Line count for the string "number" in the records below: report that figure and nothing else.

:: SOURCE MATERIAL ::
-------
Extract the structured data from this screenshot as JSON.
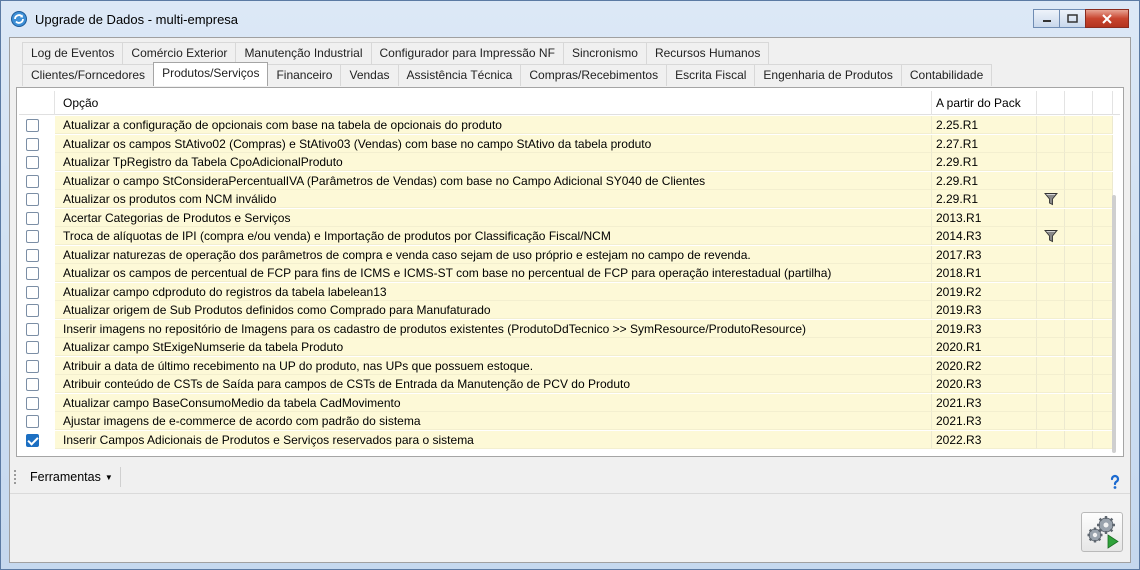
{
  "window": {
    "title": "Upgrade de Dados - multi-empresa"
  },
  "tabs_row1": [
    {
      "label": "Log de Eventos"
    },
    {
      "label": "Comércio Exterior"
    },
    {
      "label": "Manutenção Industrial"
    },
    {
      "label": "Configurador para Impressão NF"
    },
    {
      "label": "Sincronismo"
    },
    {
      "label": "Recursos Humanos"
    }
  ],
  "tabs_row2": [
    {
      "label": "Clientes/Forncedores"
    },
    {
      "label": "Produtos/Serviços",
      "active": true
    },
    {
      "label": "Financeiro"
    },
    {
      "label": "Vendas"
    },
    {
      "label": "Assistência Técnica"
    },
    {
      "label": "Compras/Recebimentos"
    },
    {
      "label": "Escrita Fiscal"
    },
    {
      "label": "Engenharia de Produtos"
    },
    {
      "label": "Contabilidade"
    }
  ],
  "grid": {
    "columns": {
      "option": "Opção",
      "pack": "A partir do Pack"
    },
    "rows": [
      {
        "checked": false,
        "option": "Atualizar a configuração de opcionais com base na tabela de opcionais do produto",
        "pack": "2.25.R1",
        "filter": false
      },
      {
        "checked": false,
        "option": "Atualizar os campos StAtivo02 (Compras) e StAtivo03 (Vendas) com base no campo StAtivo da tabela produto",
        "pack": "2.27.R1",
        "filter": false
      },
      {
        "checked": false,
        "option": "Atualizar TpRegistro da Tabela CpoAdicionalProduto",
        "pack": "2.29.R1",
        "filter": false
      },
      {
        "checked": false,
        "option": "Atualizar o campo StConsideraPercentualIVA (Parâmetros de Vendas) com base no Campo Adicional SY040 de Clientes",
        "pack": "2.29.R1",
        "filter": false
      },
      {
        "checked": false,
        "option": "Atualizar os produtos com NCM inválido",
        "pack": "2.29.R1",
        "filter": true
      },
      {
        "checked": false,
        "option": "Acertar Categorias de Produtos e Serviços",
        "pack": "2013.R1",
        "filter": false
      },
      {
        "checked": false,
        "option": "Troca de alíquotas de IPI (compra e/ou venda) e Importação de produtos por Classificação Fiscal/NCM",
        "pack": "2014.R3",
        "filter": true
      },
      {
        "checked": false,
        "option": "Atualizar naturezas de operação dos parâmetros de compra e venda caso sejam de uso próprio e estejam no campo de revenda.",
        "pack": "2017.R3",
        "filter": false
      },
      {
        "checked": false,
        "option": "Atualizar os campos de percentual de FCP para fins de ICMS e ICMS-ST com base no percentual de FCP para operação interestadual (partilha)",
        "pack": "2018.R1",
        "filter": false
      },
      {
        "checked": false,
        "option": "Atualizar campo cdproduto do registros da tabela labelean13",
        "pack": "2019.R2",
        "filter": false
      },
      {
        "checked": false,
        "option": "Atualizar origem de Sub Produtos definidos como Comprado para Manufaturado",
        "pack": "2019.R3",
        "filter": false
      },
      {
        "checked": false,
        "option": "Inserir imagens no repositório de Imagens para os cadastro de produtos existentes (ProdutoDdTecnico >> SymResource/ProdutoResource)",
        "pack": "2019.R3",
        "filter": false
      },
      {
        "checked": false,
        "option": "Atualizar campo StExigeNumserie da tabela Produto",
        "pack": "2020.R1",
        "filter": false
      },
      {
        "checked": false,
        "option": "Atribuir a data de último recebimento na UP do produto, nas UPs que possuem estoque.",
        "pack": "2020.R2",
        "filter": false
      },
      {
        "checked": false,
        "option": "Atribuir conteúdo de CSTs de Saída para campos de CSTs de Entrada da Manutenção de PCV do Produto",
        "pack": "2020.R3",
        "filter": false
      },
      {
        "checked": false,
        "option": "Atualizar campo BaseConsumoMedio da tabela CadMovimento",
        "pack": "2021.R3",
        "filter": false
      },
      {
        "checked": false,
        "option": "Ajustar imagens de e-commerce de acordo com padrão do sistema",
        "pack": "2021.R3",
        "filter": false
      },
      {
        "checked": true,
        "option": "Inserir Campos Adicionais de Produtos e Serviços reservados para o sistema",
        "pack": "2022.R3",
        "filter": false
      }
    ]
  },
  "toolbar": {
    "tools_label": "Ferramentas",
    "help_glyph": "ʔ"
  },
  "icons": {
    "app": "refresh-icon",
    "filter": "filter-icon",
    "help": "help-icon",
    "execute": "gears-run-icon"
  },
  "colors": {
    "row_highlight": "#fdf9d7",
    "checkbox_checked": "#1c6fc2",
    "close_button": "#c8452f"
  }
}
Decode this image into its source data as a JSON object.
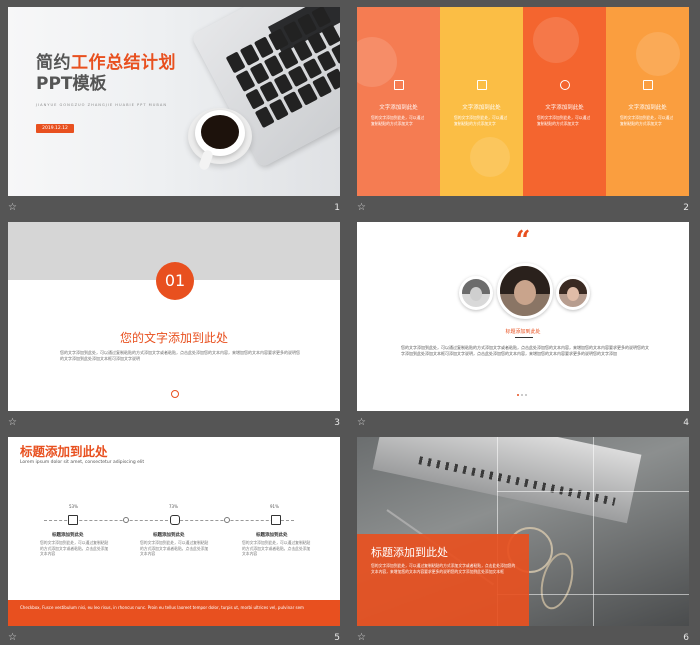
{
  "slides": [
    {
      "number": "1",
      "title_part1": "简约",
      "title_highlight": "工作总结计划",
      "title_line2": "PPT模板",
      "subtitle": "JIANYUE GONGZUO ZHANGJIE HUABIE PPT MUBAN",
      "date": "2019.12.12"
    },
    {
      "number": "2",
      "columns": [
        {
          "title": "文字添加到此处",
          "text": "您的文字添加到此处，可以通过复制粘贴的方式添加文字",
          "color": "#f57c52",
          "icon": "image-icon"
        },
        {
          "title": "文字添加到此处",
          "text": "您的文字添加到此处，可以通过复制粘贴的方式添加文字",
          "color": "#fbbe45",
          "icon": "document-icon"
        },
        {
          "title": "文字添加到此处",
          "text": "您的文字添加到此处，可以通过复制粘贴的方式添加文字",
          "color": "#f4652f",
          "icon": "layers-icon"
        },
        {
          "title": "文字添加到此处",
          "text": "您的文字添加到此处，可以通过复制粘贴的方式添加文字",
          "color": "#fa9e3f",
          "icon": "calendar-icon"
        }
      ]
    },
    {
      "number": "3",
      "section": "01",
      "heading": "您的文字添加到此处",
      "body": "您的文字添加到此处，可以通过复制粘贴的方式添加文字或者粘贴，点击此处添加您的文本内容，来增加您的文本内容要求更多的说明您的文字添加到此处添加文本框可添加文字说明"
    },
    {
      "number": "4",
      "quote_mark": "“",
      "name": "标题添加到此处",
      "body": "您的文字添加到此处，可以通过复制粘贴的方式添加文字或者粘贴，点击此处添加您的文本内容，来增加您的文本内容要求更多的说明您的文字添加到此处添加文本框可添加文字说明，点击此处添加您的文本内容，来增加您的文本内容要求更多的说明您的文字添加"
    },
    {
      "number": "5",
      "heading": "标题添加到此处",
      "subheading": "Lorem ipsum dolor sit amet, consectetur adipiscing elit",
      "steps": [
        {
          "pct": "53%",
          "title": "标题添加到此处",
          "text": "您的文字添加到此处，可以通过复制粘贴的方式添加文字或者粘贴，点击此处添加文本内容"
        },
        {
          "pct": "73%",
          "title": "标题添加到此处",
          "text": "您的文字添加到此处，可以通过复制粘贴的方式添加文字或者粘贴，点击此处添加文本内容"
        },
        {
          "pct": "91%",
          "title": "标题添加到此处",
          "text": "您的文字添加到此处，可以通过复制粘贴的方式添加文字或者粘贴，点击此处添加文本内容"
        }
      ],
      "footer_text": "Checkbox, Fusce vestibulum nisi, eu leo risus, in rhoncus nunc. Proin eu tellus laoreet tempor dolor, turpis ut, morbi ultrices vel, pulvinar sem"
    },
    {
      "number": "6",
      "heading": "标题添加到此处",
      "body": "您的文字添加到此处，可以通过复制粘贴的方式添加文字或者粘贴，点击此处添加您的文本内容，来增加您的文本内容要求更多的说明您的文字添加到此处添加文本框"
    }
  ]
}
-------
:: COMPLETED TASK ::
6